"Our one-year-old AID has been nothing but fun so far, and a character, too. She is smart and alert and very trainable, but we have to stay one step ahead of her and change things up to keep her from getting bored. She needs constant discipline and a firm hand, but she rewards us with intelligent loyalty and affection and very entertaining antics. She needs a great deal of exercise, and loves to play. She needs new challenges to keep from getting into trouble. She is great with children.<br><br>If we had gotten her as our very first dog, we would not be happy with her, as I needed all of my experience training our other dogs when we were raising her as a pup. But she was a very trainable pup - she was sit-staying at 7 weeks. She bonded immediately with our older dog, but it took her much longer to bond with the humans in our pack.<br>."
From brewhousedoll Mar 5 2009 4:17PM
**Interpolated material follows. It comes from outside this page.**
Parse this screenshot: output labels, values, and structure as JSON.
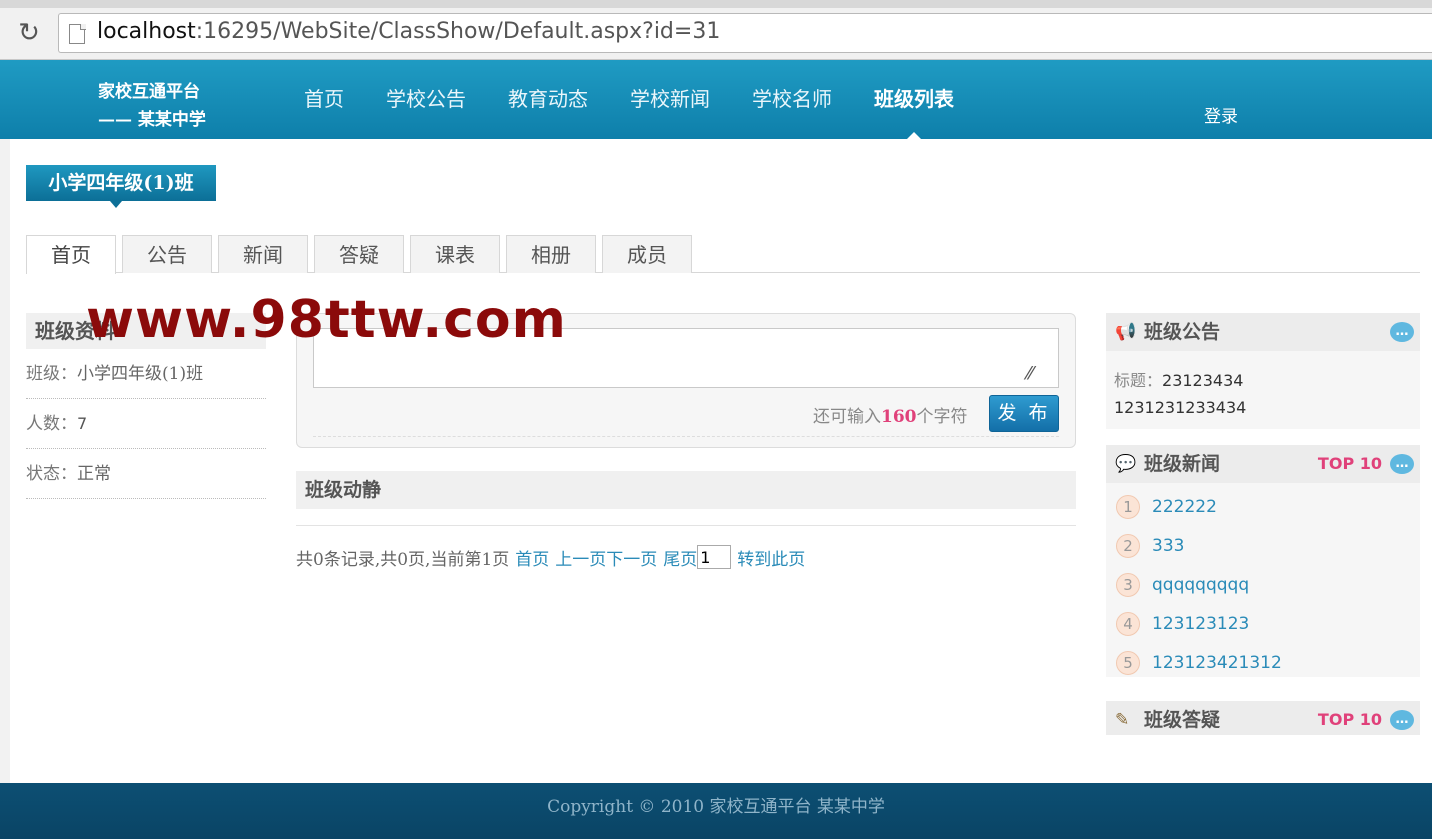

"I have raised and owned several different dog breeds. I was introduced to the American Indian Dog breed by a relative who is also a dog trainer by trade. Since then I have been hooked on this breed. I am so hooked on these dogs that I now own three of them (I had a fourth that died in a tragic accident). I love to watch them move, they stalk like a cat and leap like a deer. They are very coyote like in the way they move and their body style. They are extremely attentive and intelligent. They are very gentle and careful with children. Like any other dog it is important to socialize them early. Whenever they meet something new they are extremely cautious. Some people see their cautious nature as being "scared or fightened" but I have learned that they are extremely confident and resolved in their actions, they are bred to be careful and cautious which is one of the characterisitcs the the indians also wanted to see in them (similar to a herding dog who is challenged by a larger animal he is herding and circles around to avoid injury but is still very focussed). These dogs make wonderful family dogs and can live in most conditions both indoors or out. They are very good as watch/warning dogs but not aggresive in nature. They are very trainable and intelligent so watch out or they will outsmart you. These dogs are low shedders and have healthy skin so are hypoallergenic. These dogs are not inbred and therefore are very healthy. Breeder, Kim LaFlamme, has spent his entire life researching the indian dogs and the hows and the whys for breeding them the way the natives did. I have never met a breeder who knows his dogs better and he is exceptional about matching the appropriate dog with the appropriate owner. If you are thinking about one of these dogs you will want to talk with Kim. Also there is a lot of infomation at <a target="_new" href="http://www.iidoba.org/forums/" target=_new>http://www.iidoba.org/forums/</A> . For more owners opinions see <a target="_new" href="http://www.iidoba.org/forums/" target=_new>http://www.iidoba.org/forums/</A> This dog may not be for everyone but as you can tell, I'm hooked!."
From Shadowmedic Mar 4 2009 6:24PM